**What needs to be done:** Return each line of the listing that has the word "title" in it.

**Data for this task:**
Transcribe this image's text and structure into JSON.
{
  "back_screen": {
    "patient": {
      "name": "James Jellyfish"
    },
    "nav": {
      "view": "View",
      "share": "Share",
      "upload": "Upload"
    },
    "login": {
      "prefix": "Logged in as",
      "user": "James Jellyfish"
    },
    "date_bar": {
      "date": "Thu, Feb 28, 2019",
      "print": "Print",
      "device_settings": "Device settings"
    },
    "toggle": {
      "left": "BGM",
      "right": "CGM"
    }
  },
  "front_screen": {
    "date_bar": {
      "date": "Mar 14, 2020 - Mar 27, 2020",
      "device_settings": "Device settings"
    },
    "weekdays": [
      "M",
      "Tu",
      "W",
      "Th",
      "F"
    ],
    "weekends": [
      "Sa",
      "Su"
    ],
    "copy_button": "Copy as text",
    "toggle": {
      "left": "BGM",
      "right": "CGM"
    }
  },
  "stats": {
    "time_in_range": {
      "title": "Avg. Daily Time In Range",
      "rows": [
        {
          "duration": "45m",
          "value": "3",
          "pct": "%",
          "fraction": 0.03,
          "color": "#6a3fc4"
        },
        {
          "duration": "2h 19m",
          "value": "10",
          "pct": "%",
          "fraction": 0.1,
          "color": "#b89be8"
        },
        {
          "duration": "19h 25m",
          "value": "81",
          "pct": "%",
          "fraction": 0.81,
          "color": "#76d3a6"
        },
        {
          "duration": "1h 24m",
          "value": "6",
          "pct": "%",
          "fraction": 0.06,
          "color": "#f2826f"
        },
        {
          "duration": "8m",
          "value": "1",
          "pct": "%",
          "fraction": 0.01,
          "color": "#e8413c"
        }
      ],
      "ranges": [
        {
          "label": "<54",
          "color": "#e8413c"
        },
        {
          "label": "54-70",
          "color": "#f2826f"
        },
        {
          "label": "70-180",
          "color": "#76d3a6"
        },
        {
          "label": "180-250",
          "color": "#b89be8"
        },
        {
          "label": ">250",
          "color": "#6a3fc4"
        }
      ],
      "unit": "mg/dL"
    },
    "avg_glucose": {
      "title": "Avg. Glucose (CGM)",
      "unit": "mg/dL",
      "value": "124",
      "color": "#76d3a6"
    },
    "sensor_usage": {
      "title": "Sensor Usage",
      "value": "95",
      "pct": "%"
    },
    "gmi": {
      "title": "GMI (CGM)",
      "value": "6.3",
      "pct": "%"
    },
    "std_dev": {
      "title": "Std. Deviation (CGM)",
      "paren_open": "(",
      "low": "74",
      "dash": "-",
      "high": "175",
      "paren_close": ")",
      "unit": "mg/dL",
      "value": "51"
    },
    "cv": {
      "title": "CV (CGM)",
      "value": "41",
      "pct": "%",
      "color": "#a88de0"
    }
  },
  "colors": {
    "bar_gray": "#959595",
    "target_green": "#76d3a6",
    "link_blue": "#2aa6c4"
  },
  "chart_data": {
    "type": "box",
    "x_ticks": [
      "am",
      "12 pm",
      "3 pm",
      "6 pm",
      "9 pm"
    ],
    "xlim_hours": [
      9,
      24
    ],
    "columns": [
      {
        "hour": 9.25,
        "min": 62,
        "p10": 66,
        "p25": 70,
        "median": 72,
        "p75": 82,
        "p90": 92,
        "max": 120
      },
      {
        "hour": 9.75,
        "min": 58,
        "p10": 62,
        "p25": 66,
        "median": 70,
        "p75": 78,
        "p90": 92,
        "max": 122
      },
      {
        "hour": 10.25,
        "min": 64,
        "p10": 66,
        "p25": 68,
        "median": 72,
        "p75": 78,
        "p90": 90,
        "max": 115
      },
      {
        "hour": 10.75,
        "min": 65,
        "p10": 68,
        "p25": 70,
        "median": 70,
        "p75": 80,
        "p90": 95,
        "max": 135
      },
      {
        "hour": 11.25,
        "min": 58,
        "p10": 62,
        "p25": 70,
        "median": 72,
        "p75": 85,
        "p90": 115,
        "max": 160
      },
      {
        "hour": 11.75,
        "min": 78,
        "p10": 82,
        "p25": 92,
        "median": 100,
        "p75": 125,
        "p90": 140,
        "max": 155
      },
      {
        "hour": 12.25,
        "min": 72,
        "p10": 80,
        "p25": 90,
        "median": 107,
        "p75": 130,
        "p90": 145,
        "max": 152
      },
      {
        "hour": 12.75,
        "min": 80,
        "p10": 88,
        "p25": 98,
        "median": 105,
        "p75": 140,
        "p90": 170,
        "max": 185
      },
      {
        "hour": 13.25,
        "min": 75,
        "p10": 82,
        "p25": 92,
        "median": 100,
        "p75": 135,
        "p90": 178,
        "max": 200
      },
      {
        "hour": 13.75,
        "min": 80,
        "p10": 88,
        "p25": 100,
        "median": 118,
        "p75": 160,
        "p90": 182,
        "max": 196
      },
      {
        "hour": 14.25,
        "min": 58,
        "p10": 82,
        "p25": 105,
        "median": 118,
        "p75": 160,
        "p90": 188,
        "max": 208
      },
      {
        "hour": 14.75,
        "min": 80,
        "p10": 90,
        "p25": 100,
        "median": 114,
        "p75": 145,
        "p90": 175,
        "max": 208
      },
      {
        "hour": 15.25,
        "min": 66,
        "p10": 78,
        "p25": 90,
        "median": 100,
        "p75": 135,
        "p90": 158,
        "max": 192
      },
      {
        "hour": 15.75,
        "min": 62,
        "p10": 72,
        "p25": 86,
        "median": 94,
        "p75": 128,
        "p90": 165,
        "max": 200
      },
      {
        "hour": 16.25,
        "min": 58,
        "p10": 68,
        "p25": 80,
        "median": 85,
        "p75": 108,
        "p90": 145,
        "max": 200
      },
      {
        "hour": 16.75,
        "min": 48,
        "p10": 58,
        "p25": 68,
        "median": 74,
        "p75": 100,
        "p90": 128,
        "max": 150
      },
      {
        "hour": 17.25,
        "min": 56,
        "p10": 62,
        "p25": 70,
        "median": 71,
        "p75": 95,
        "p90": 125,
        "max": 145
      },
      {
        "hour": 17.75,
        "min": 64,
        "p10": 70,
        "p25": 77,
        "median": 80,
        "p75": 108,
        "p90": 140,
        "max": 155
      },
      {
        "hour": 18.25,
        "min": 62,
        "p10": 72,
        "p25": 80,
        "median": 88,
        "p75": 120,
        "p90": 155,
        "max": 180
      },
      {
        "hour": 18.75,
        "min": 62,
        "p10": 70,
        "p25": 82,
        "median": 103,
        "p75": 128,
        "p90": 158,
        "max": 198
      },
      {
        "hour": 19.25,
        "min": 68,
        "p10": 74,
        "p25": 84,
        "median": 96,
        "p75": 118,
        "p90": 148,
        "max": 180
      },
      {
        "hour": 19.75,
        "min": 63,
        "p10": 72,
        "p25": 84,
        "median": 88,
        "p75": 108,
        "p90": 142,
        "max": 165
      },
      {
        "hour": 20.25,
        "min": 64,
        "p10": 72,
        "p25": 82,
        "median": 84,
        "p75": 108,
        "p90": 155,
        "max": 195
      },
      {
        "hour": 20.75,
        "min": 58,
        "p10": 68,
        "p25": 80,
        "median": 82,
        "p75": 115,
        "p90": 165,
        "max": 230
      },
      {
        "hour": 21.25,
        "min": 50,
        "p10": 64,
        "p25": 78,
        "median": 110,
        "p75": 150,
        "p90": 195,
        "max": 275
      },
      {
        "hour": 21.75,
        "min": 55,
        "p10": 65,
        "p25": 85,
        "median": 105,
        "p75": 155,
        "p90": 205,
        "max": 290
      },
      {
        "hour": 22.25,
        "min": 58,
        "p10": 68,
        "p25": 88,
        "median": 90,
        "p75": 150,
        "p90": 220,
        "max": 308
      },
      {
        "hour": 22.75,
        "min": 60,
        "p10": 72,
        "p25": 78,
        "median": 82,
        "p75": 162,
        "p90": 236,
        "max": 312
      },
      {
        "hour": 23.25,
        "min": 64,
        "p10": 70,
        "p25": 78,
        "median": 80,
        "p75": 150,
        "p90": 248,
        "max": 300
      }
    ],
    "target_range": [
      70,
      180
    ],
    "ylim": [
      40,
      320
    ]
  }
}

**Solution:**
      "title": "Avg. Daily Time In Range",
      "title": "Avg. Glucose (CGM)",
      "title": "Sensor Usage",
      "title": "GMI (CGM)",
      "title": "Std. Deviation (CGM)",
      "title": "CV (CGM)",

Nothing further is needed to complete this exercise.